## Work to complete
Please output each entry exactly as it appears.

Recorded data
════════

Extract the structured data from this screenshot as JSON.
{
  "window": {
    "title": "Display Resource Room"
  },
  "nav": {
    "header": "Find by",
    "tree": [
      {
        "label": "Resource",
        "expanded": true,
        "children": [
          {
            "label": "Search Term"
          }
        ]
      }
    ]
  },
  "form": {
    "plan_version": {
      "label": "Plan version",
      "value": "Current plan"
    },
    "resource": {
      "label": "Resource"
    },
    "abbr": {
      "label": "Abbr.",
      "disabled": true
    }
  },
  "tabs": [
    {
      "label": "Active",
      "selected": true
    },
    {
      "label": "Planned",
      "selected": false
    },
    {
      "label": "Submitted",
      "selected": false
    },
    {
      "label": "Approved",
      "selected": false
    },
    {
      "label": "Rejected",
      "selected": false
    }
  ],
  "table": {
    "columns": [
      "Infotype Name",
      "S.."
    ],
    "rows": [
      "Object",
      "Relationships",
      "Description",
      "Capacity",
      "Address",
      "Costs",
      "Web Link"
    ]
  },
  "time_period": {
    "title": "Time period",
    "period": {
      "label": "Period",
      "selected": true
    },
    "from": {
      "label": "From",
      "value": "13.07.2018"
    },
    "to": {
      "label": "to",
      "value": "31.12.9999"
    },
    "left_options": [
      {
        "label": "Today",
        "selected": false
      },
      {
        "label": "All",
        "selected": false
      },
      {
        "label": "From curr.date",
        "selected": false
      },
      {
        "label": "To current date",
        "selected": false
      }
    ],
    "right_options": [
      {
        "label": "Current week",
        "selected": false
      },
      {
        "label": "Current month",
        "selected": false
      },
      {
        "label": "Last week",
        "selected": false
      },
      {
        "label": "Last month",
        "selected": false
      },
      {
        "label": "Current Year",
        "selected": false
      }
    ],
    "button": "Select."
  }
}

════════

## Output for this task
Extract the structured data from this screenshot as JSON.
{
  "window": {
    "title": "Display Resource Room"
  },
  "nav": {
    "header": "Find by",
    "tree": [
      {
        "label": "Resource",
        "expanded": true,
        "children": [
          {
            "label": "Search Term"
          }
        ]
      }
    ]
  },
  "form": {
    "plan_version": {
      "label": "Plan version",
      "value": "Current plan"
    },
    "resource": {
      "label": "Resource"
    },
    "abbr": {
      "label": "Abbr.",
      "disabled": true
    }
  },
  "tabs": [
    {
      "label": "Active",
      "selected": true
    },
    {
      "label": "Planned",
      "selected": false
    },
    {
      "label": "Submitted",
      "selected": false
    },
    {
      "label": "Approved",
      "selected": false
    },
    {
      "label": "Rejected",
      "selected": false
    }
  ],
  "table": {
    "columns": [
      "Infotype Name",
      "S.."
    ],
    "rows": [
      "Object",
      "Relationships",
      "Description",
      "Capacity",
      "Address",
      "Costs",
      "Web Link"
    ]
  },
  "time_period": {
    "title": "Time period",
    "period": {
      "label": "Period",
      "selected": true
    },
    "from": {
      "label": "From",
      "value": "13.07.2018"
    },
    "to": {
      "label": "to",
      "value": "31.12.9999"
    },
    "left_options": [
      {
        "label": "Today",
        "selected": false
      },
      {
        "label": "All",
        "selected": false
      },
      {
        "label": "From curr.date",
        "selected": false
      },
      {
        "label": "To current date",
        "selected": false
      }
    ],
    "right_options": [
      {
        "label": "Current week",
        "selected": false
      },
      {
        "label": "Current month",
        "selected": false
      },
      {
        "label": "Last week",
        "selected": false
      },
      {
        "label": "Last month",
        "selected": false
      },
      {
        "label": "Current Year",
        "selected": false
      }
    ],
    "button": "Select."
  }
}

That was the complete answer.